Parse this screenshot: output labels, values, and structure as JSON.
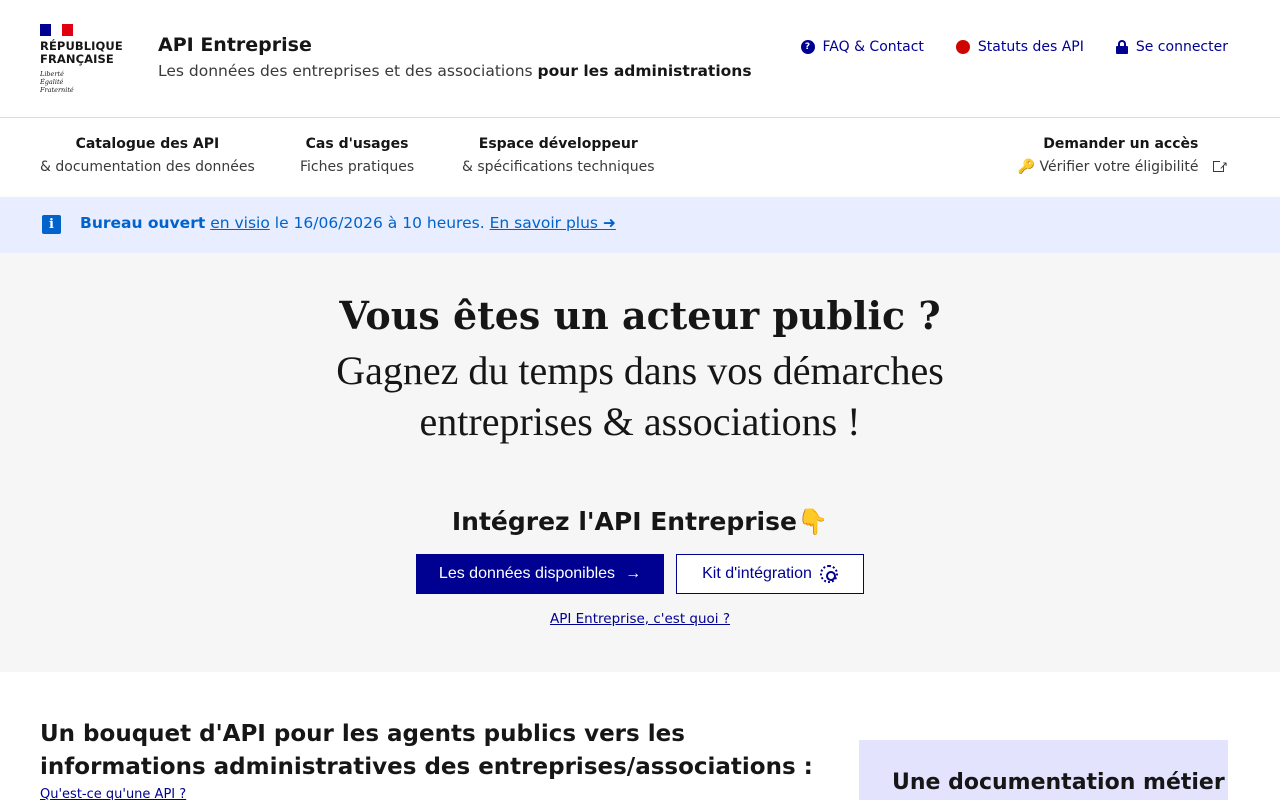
{
  "header": {
    "logo_text": "RÉPUBLIQUE FRANÇAISE",
    "motto": [
      "Liberté",
      "Égalité",
      "Fraternité"
    ],
    "title": "API Entreprise",
    "tagline_prefix": "Les données des entreprises et des associations",
    "tagline_bold": "pour les administrations",
    "tools": {
      "faq": "FAQ & Contact",
      "status": "Statuts des API",
      "login": "Se connecter"
    }
  },
  "nav": {
    "catalogue": {
      "title": "Catalogue des API",
      "subtitle": "& documentation des données"
    },
    "usages": {
      "title": "Cas d'usages",
      "subtitle": "Fiches pratiques"
    },
    "dev": {
      "title": "Espace développeur",
      "subtitle": "& spécifications techniques"
    },
    "access": {
      "title": "Demander un accès",
      "subtitle": "Vérifier votre éligibilité",
      "icon": "🔑"
    }
  },
  "notice": {
    "bold": "Bureau ouvert",
    "link1": "en visio",
    "text": "le 16/06/2026 à 10 heures.",
    "link2": "En savoir plus ➜"
  },
  "hero": {
    "title": "Vous êtes un acteur public ?",
    "subtitle_line1": "Gagnez du temps dans vos démarches",
    "subtitle_line2": "entreprises & associations !",
    "integrate": "Intégrez l'API Entreprise",
    "integrate_emoji": "👇",
    "btn_primary": "Les données disponibles",
    "btn_primary_arrow": "→",
    "btn_secondary": "Kit d'intégration",
    "link": "API Entreprise, c'est quoi ?"
  },
  "section": {
    "title": "Un bouquet d'API pour les agents publics vers les informations administratives des entreprises/associations :",
    "link": "Qu'est-ce qu'une API ?",
    "card_title": "Une documentation métier"
  },
  "colors": {
    "primary": "#000091",
    "notice_bg": "#e8edff",
    "info": "#0063cb",
    "hero_bg": "#f6f6f6",
    "status_dot": "#ce0500",
    "card_bg": "#e3e3fd"
  }
}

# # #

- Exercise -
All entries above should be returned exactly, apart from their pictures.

- Solution for this exercise -
Parse this screenshot: output labels, values, and structure as JSON.
{
  "header": {
    "logo_text": "RÉPUBLIQUE FRANÇAISE",
    "motto": [
      "Liberté",
      "Égalité",
      "Fraternité"
    ],
    "title": "API Entreprise",
    "tagline_prefix": "Les données des entreprises et des associations",
    "tagline_bold": "pour les administrations",
    "tools": {
      "faq": "FAQ & Contact",
      "status": "Statuts des API",
      "login": "Se connecter"
    }
  },
  "nav": {
    "catalogue": {
      "title": "Catalogue des API",
      "subtitle": "& documentation des données"
    },
    "usages": {
      "title": "Cas d'usages",
      "subtitle": "Fiches pratiques"
    },
    "dev": {
      "title": "Espace développeur",
      "subtitle": "& spécifications techniques"
    },
    "access": {
      "title": "Demander un accès",
      "subtitle": "Vérifier votre éligibilité",
      "icon": "🔑"
    }
  },
  "notice": {
    "bold": "Bureau ouvert",
    "link1": "en visio",
    "text": "le 16/06/2026 à 10 heures.",
    "link2": "En savoir plus ➜"
  },
  "hero": {
    "title": "Vous êtes un acteur public ?",
    "subtitle_line1": "Gagnez du temps dans vos démarches",
    "subtitle_line2": "entreprises & associations !",
    "integrate": "Intégrez l'API Entreprise",
    "integrate_emoji": "👇",
    "btn_primary": "Les données disponibles",
    "btn_primary_arrow": "→",
    "btn_secondary": "Kit d'intégration",
    "link": "API Entreprise, c'est quoi ?"
  },
  "section": {
    "title": "Un bouquet d'API pour les agents publics vers les informations administratives des entreprises/associations :",
    "link": "Qu'est-ce qu'une API ?",
    "card_title": "Une documentation métier"
  },
  "colors": {
    "primary": "#000091",
    "notice_bg": "#e8edff",
    "info": "#0063cb",
    "hero_bg": "#f6f6f6",
    "status_dot": "#ce0500",
    "card_bg": "#e3e3fd"
  }
}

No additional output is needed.